Of course, I’ve had this experience with other tools, too. I can remember the mental “click” that happened when using the chop saw changed from anxiety-producing to no big deal, and the possibilities that suddenly opened up when I could make those quick cuts easily. I took a screen printing class a few years ago, yet the screens I made weren’t seeing any action; I still felt like it was something I couldn’t really do on my own. But this summer I wanted the kids in my summer camps to get an Austin Tinkering School t-shirt, and ordering a bunch of preprinted shirts just didn’t seem very tinkery. Now, 84 t-shirts later, I’m feeling pretty fly with that squeegee!
At least for me, a single class usually is not enough to help me break through my mental block with a new tool. It takes a lot of time and floundering and mess-ups, which can be very hard for us results-oriented and failure-averse adults. Kids are so much better at just being interested in the process and persevering as they learn to use a new tool, if we give them that space. At Tinkering School we often see kids sawing through a big, thick two-by-four with a handsaw or working to cut a piece of cord with a pair of scissors, completely absorbed for surprisingly long periods. Sometimes it’s hard to not just step in and do it for them.

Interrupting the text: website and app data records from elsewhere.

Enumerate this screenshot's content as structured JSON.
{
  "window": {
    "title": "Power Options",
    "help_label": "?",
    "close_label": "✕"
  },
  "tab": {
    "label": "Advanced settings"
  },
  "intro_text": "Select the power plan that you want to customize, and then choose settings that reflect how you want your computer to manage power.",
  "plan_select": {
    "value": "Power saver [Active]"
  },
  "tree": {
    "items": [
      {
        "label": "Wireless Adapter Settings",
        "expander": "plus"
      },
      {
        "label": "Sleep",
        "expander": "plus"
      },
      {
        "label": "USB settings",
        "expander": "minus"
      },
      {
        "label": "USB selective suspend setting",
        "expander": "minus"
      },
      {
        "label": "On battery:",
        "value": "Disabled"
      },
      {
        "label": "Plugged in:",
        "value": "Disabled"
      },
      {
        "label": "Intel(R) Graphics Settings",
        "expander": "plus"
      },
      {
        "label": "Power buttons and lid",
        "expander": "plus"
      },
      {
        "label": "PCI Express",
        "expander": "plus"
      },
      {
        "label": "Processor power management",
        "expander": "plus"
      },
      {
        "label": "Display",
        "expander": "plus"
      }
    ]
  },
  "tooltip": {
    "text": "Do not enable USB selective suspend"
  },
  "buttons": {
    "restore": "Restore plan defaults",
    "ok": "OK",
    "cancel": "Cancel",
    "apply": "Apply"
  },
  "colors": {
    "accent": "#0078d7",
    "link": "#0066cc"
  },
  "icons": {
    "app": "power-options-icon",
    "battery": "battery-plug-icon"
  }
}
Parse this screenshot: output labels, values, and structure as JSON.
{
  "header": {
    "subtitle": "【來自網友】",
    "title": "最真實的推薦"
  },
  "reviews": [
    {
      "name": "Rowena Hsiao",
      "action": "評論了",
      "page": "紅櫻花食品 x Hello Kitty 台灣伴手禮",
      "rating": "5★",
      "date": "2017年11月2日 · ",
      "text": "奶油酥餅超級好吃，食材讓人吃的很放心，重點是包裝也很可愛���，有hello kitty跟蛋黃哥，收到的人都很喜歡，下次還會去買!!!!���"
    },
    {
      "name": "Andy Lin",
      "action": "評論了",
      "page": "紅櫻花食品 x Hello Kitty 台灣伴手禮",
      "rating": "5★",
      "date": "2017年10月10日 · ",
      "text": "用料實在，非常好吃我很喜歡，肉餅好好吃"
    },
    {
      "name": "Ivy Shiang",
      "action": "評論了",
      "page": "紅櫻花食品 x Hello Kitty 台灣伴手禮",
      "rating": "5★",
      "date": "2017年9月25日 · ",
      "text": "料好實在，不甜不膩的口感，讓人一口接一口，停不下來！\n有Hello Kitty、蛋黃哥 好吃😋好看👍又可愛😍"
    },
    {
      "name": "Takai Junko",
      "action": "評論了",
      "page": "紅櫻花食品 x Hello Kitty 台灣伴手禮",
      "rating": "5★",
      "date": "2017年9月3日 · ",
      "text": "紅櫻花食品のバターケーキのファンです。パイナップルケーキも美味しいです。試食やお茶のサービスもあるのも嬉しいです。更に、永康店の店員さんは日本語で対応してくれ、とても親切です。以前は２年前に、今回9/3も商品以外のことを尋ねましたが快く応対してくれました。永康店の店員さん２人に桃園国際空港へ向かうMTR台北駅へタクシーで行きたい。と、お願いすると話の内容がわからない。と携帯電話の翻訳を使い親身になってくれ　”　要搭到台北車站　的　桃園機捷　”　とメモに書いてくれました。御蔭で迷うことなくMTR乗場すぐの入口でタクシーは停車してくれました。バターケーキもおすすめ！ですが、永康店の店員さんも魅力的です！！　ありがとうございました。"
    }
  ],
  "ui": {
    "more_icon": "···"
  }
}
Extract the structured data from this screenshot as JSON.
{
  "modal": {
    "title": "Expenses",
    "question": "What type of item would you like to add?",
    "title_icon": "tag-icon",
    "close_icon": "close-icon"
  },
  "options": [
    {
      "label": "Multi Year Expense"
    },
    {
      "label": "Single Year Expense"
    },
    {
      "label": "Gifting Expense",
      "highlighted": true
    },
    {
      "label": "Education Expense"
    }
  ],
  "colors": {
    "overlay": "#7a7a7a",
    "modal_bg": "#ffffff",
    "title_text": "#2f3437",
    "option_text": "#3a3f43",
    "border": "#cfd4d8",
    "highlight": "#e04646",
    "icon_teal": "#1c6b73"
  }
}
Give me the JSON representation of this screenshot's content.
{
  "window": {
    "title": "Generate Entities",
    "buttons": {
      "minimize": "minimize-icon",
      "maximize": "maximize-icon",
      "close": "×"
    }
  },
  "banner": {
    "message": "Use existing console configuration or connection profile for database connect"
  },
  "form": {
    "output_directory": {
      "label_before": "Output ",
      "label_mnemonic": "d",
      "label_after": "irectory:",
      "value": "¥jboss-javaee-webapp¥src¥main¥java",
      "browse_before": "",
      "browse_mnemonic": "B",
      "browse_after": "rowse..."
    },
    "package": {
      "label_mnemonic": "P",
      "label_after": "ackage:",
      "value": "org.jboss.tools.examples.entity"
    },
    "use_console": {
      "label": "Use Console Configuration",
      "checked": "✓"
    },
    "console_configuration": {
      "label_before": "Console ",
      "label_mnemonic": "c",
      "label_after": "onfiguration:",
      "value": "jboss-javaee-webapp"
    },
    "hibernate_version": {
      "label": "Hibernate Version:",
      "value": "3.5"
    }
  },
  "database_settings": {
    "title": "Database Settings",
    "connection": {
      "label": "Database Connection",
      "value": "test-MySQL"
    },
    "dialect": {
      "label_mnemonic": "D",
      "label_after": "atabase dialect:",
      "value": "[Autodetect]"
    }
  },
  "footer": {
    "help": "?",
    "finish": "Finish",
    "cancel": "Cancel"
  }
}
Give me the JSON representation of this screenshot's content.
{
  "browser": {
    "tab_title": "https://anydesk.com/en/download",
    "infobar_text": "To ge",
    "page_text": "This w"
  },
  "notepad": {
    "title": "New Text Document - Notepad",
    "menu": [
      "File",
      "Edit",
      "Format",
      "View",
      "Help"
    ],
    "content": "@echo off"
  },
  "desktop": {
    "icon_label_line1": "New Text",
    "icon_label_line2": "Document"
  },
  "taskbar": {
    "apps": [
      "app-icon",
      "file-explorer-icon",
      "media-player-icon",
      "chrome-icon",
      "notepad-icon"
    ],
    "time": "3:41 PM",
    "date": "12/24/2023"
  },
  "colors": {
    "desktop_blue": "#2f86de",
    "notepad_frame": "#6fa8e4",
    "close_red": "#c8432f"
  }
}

But we don’t rescue them, because we want them to have that chance to hone their skills—and to be opened up to the multitude of possibilities that mastery of a new tool affords.
When I see a kid suddenly driving in screws by herself, where before she was fumbling and nervous and needed help, I am so psyched that she was able to make the leap from “I can use a drill, but only at Tinkering School” to “I can use a drill. On my own. Any time I have access to one.” That’s a kid who’s more empowered.
Proficiency is key to feeling like we can have an effect on the world around us. We can fix things. We can make things. We move from passivity (“It broke, and now we have to throw it out” or “I have an idea but no idea how to build it, so I never will”) to action and participation. Not only does this society needs all the active participants it can get, but being a part of the Making and the Doing is also a lot more fun!